List price: $11.95
Edition: 2nd
Copyright year: 2009
Publisher: Oxford University Press, Incorporated
Publication date: 4/15/2009
Binding: Paperback
Pages: 432
Size: 5.00" wide x 7.75" long x 0.75" tall
Weight: 0.638
Language: English

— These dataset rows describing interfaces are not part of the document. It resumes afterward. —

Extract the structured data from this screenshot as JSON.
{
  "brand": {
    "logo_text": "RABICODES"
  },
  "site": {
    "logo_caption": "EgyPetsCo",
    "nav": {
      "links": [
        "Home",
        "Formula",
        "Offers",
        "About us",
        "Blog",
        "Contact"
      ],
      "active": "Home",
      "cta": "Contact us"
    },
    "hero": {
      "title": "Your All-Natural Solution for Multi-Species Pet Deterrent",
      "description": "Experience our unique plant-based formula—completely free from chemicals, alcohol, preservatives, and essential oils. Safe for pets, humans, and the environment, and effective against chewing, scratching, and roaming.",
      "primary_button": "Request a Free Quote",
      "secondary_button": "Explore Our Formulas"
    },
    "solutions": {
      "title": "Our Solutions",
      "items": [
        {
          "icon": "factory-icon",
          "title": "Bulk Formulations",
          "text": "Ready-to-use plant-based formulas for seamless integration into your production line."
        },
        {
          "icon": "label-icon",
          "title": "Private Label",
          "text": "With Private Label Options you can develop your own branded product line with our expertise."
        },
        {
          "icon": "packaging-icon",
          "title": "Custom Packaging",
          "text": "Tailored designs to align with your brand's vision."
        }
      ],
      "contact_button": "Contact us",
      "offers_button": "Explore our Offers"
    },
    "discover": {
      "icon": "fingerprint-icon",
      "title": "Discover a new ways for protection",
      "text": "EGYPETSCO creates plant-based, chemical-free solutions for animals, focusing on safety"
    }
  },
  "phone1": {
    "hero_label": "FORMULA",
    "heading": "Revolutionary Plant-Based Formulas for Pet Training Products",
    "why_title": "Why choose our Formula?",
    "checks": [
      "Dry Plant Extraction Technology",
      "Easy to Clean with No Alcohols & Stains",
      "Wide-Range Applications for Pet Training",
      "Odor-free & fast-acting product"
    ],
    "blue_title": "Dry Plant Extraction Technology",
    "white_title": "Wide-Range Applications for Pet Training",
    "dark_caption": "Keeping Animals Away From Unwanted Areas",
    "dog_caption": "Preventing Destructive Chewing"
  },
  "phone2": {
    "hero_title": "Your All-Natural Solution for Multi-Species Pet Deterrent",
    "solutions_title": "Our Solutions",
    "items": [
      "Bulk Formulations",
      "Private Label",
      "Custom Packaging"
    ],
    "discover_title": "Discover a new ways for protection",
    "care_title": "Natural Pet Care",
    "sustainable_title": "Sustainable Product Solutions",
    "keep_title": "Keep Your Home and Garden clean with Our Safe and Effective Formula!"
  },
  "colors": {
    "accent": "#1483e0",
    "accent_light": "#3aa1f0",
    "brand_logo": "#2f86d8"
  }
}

Thomas Hardy was born on June 2, 1840, in Higher Bockhampton, England. The eldest child of Thomas and Jemima, Hardy studied Latin, French, and architecture in school. He also became an avid reader. Upon graduation, Hardy traveled to London to work as an architect's assistant under the guidance of Arthur Bloomfield. He also began writing poetry. How I Built Myself a House, Hardy's first professional article, was published in 1865. Two years later, while still working in the architecture field, Hardy wrote the unpublished novel The Poor Man and the Lady. During the next five years, Hardy penned Desperate Remedies, Under the Greenwood Tree, and A Pair of Blue Eyes. In 1873, Hardy decided it was time to relinquish his architecture career and concentrate on writing full-time. In September 1874, his first book as a full-time author, Far from the Madding Crowd, appeared serially. After publishing more than two dozen novels, one of the last being Tess of the d'Urbervilles, Hardy returned to writing poetry--his first love. Hardy's volumes of poetry include Poems of the Past and Present, The Dynasts: Part One, Two, and Three, Time's Laughingstocks, and The Famous Tragedy of the Queen of Cornwall. From 1833 until his death, Hardy lived in Dorchester, England. His house, Max Gate, was designed by Hardy, who also supervised its construction. Hardy died on January 11, 1928. His ashes are buried in Poet's Corner at Westminster Abbey.